Citing PatentFiling datePublication dateApplicantTitle
US4744288 *Aug 28, 1986May 17, 1988Commercial Shearing, Inc.Axial piston pumps and motors
US5381724 *May 12, 1993Jan 17, 1995Honda Giken Kogyo Kabushiki KaishaSwash-plate, plunger-type hydraul pressure apparatus
US5730042 *Dec 4, 1996Mar 24, 1998Caterpillar Inc.Retaining device for axial piston machines
US5983781 *May 20, 1997Nov 16, 1999Sauer Inc.Sliding bearing with self-adjusted load bearing capacity
US6168634Mar 25, 1999Jan 2, 2001Geoffrey W. SchmitzHydraulically energized magnetorheological replicant muscle tissue and a system and a method for using and controlling same
US6371740 *May 10, 2000Apr 16, 2002Jansen's Aircraft Systems Controls, Inc.Jet engine fuel delivery system with non-pulsating diaphragm fuel metering pump
US6837218 *Jun 15, 2001Jan 4, 2005Robert Bosch GmbhRadial piston pump

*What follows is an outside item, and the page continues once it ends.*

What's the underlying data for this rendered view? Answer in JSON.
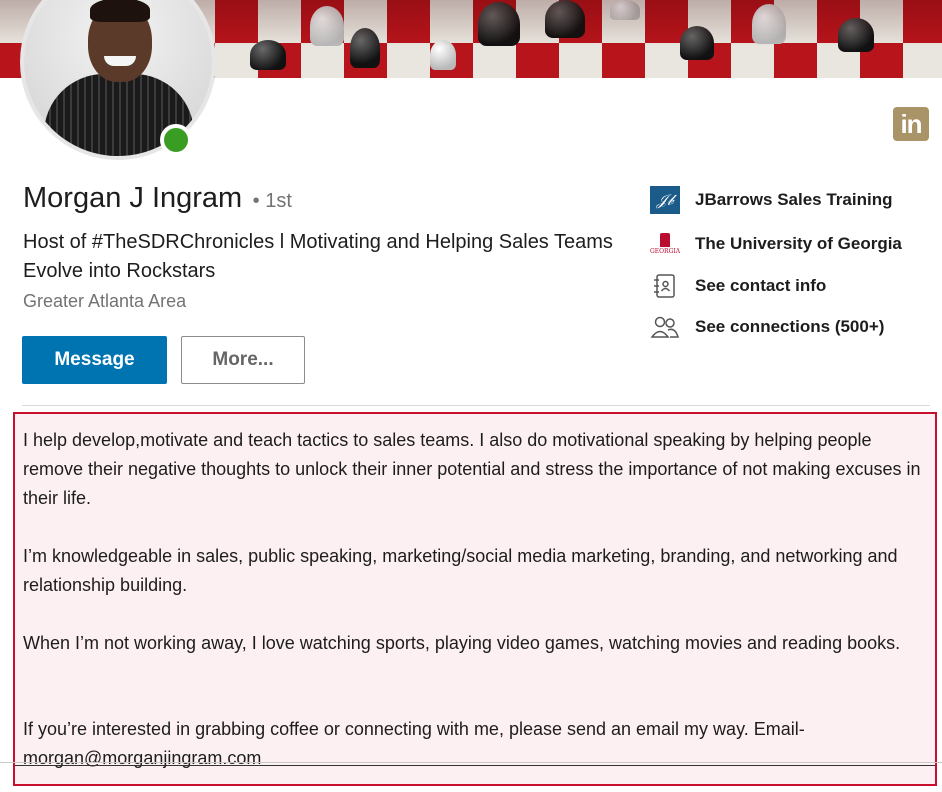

US9506456 *May 29, 2014Nov 29, 2016Robert Bosch GmbhHydrostatic axial piston machine and retention plate
US20020179061 *Jun 15, 2001Dec 5, 2002Kurt FrankRadial piston pump
US20090077959 *Dec 4, 2008Mar 26, 2009Torvec, Inc.Orbital transmission with geared overdrive
US20090077960 *Dec 4, 2008Mar 26, 2009Torvec, Inc.Orbital transmission with geared overdrive
US20140360352 *May 29, 2014Dec 11, 2014Robert Bosch GmbhHydrostatic Axial Piston Machine and Retention Plate
Classifications
U.S. Classification92/57, 92/71, 92/58, 92/158, 92/72, 91/488
International ClassificationF04B1/20, F04B1/04
Cooperative ClassificationF04B1/2078, F04B1/0413
European ClassificationF04B1/04K3, F04B1/20C7